Task
Across the records below, how many lines include the string "sort"? State the number and nothing more.

Given records
━━━━

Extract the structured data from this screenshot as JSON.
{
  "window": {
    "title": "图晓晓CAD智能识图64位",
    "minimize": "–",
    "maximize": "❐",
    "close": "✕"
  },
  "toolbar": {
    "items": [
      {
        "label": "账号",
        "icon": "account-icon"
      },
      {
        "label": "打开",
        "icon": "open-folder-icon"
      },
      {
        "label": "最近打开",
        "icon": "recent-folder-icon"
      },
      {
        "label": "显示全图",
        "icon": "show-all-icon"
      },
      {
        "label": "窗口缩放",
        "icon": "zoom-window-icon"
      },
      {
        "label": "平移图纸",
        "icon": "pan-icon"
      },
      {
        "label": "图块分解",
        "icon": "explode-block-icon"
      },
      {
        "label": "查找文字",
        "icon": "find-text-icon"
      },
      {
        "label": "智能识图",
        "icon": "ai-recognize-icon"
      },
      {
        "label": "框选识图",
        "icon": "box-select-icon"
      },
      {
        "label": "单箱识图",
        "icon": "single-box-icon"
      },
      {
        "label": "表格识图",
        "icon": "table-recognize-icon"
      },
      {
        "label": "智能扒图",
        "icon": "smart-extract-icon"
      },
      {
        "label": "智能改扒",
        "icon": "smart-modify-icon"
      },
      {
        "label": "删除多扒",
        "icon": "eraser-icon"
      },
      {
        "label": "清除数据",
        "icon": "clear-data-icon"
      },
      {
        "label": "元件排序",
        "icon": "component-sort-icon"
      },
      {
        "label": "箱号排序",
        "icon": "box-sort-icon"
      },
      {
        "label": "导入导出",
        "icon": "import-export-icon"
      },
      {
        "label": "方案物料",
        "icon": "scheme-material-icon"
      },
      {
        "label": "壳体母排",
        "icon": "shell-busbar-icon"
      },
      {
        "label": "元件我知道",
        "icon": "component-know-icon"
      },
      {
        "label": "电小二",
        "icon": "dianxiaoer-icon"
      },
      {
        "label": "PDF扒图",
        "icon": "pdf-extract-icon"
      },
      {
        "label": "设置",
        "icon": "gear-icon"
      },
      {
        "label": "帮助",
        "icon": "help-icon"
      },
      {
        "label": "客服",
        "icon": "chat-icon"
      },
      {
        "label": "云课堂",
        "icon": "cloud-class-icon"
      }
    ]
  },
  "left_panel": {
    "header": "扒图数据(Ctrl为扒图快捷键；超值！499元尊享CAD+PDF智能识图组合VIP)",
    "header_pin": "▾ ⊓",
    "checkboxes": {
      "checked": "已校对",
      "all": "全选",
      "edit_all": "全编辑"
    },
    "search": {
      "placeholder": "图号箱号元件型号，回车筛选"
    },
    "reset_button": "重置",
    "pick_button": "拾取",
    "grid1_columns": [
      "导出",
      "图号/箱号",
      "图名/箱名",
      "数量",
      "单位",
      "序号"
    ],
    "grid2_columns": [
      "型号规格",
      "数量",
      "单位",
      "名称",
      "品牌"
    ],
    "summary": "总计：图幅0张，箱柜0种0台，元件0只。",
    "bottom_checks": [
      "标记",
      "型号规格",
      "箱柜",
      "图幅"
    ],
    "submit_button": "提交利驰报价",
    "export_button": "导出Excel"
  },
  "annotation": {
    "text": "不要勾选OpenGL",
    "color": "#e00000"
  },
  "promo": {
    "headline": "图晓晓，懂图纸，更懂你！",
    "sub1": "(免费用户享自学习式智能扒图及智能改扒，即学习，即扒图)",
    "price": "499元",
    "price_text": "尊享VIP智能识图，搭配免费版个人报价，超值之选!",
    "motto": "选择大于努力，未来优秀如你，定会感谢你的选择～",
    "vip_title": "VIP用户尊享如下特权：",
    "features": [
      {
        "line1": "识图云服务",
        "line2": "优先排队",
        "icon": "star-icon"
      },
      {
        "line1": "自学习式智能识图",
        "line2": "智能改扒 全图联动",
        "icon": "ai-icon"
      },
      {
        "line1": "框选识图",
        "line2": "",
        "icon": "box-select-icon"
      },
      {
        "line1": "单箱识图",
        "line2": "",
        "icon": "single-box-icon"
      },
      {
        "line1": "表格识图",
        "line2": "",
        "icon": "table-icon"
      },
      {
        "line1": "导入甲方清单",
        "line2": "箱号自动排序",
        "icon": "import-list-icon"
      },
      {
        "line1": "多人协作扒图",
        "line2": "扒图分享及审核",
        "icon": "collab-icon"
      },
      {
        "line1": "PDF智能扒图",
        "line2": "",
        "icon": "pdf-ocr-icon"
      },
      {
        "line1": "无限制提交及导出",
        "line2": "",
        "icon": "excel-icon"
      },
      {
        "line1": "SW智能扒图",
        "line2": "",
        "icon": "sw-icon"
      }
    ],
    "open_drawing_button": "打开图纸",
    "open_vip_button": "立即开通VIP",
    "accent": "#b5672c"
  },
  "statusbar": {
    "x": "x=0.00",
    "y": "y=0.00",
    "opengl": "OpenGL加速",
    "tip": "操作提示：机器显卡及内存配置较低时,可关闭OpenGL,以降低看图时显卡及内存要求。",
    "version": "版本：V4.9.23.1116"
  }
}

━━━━

Solution
2